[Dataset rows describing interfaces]
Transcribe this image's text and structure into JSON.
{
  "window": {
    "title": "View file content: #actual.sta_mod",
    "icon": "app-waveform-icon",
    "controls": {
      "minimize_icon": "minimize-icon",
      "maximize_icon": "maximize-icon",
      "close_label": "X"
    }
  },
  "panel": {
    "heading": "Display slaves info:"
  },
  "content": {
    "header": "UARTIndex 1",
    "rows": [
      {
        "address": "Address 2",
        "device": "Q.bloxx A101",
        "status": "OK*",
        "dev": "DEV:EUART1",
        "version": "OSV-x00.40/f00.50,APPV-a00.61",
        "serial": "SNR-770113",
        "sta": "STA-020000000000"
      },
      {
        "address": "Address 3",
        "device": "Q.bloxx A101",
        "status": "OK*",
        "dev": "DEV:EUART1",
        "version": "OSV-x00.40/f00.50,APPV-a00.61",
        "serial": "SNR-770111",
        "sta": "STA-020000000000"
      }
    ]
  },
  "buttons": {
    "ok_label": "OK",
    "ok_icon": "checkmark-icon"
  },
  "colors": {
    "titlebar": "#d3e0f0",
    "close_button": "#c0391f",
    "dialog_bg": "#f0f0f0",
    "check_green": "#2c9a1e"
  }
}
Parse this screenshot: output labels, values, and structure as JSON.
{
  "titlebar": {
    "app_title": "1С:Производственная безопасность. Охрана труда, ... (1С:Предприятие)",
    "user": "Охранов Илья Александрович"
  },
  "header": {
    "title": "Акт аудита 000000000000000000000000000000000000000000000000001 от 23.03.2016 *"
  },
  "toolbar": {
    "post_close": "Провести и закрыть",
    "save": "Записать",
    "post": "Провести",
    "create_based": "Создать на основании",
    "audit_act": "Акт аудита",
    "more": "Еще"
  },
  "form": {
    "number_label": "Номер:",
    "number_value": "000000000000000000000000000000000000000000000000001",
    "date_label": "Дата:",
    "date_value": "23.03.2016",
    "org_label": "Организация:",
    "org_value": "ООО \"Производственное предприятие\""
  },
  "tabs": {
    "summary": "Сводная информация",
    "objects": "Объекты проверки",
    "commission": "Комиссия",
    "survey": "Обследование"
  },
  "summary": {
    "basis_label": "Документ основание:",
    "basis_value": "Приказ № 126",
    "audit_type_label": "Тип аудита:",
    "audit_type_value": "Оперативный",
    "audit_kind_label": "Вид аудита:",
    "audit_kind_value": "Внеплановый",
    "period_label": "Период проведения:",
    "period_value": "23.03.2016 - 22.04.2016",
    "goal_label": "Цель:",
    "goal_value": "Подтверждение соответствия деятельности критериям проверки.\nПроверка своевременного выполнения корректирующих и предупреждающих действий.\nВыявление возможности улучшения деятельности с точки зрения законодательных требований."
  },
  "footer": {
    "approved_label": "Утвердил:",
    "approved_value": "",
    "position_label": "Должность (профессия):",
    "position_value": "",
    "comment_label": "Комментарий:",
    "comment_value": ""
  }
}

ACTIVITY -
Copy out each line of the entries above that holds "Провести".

SOLVED PROBLEM -
    "post_close": "Провести и закрыть",
    "post": "Провести",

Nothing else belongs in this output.